I was seldom able to see an opportunity until it had ceased to be one.
Opportunity approaches us all differently and it’s not always easy to recognize. I’d like to think I’m pretty good at recognizing it and in some cases creating it for myself. I’ve always worked hard. I held 2 jobs through college as both an RA and working in the Computer Center of my undergraduate school. In grad school, I was a Resident Hall Director managing an upper class-men dorm of about 150 resident students. Even though I wasn’t always working in the field I studied for, I always kept my eye on the long term goal… a job!
I never doubted I was going to get one. One of the perks of the IT field, which is partly why I went this route. I’ve always loved technology. In grad school, when the finish line was approaching, I felt the pressure to begin thinking about my future. I networked like crazy with all of my peers. Most of them were working adults furthering their education for their professional goals. Several of them were managers, consultants, analysts, and even someone who was in retirement. I learned so much just being in class with them.
My class enabled me to become a self-advocate and speak openly about what I was looking for in a career. I didn’t hide it or try to be sweet about it. I was looking for a job. I actively asked, “Do you know of any positions I might be a good fit for?” and near the end of my 16 month graduate program, one of my peers (who was a manager) mentioned their intern was recently moved to another team as a contractor. While I wasn’t exactly hoping for an internship, it was paid and seemed to be a good stepping stone into the company.
So I applied for this position, a graduate level candidate, into an internship at the company I work for now. I could have possibly held out for a better entry level position elsewhere, but I was really excited about starting my career and diving into the corporate world. It was a risk, but a risk that paid off. After 6 months of being an intern and living off $15/hr, I received an offer for another position inside the company, and was met with a counter offer from the team I worked on which just had a position open up. So within 6 months I was able to secure my first salary position as a Technical Analyst and on the same team.
Opportunity does not knock, it presents itself when you beat down the door.
I have had many people tell me, “Oh you’re so lucky!” or “I wish I had the same opportunity.” My response is usually along the lines of “Yeah, luck had a little bit to do with it, but so did the work to get there.” So if I had to boil it down to 2 simple rules, it would be:
- Build Relationships with those who can help you!
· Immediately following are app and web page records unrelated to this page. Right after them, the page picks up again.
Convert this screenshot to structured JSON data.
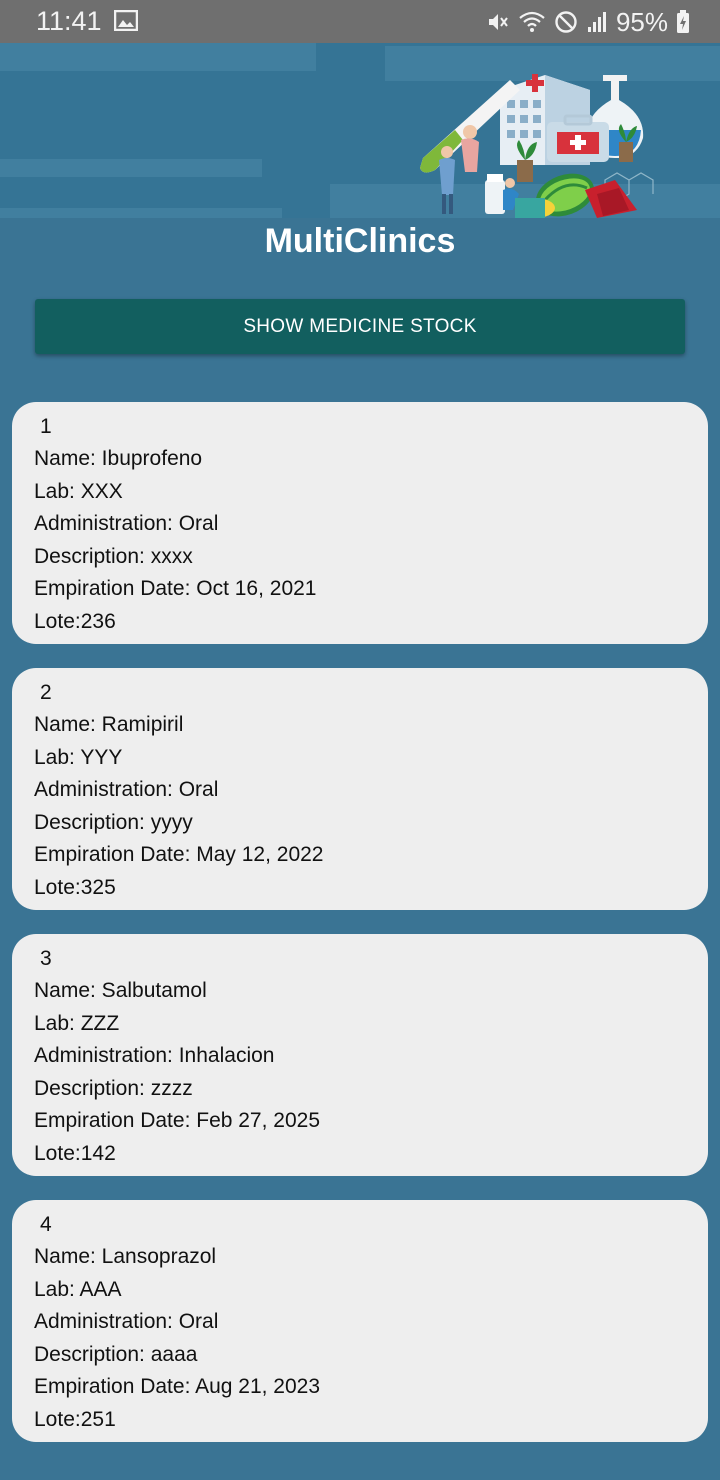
{
  "status_bar": {
    "time": "11:41",
    "battery": "95%"
  },
  "app": {
    "title": "MultiClinics"
  },
  "actions": {
    "show_stock_label": "SHOW MEDICINE STOCK"
  },
  "medicines": [
    {
      "index": "1",
      "name": "Name: Ibuprofeno",
      "lab": "Lab: XXX",
      "administration": "Administration: Oral",
      "description": "Description: xxxx",
      "expiration": "Empiration Date: Oct 16, 2021",
      "lote": "Lote:236"
    },
    {
      "index": "2",
      "name": "Name: Ramipiril",
      "lab": "Lab: YYY",
      "administration": "Administration: Oral",
      "description": "Description: yyyy",
      "expiration": "Empiration Date: May 12, 2022",
      "lote": "Lote:325"
    },
    {
      "index": "3",
      "name": "Name: Salbutamol",
      "lab": "Lab: ZZZ",
      "administration": "Administration: Inhalacion",
      "description": "Description: zzzz",
      "expiration": "Empiration Date: Feb 27, 2025",
      "lote": "Lote:142"
    },
    {
      "index": "4",
      "name": "Name: Lansoprazol",
      "lab": "Lab: AAA",
      "administration": "Administration: Oral",
      "description": "Description: aaaa",
      "expiration": "Empiration Date: Aug 21, 2023",
      "lote": "Lote:251"
    }
  ]
}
I know it sounds so simple. And you’ve probably heard it before, but seriously… find a mentor, find a friend in the same field, talk to them about their experience and see if they have friends. You are the only one that’s going to be able to sell yourself. And if you can’t sell yourself to those around you, you’re going to have a hard time rocking an interview.
- Don’t be afraid of risks. I had to make a pretty tough decision when I was offered the internship. I was working as a Hall Director where my living was provided. My options were either A. Take the internship, leave my Hall Director position, and start my career on a $15/hr wage or B. Stay in my Hall Director job and try to land something more substantial within 6 months when I wasn’t going to have the regular night classes with my graduate study peers any longer. I went for it. I was all in. I didn’t have a lot of spare money, but my eyes were on the long term goal of my career, not my temporary living situation.
Have you ever faced the same kind of dilemma? Did it work out for you? Do you have any advice for anyone that might be trying to get in the door? Share your comments below.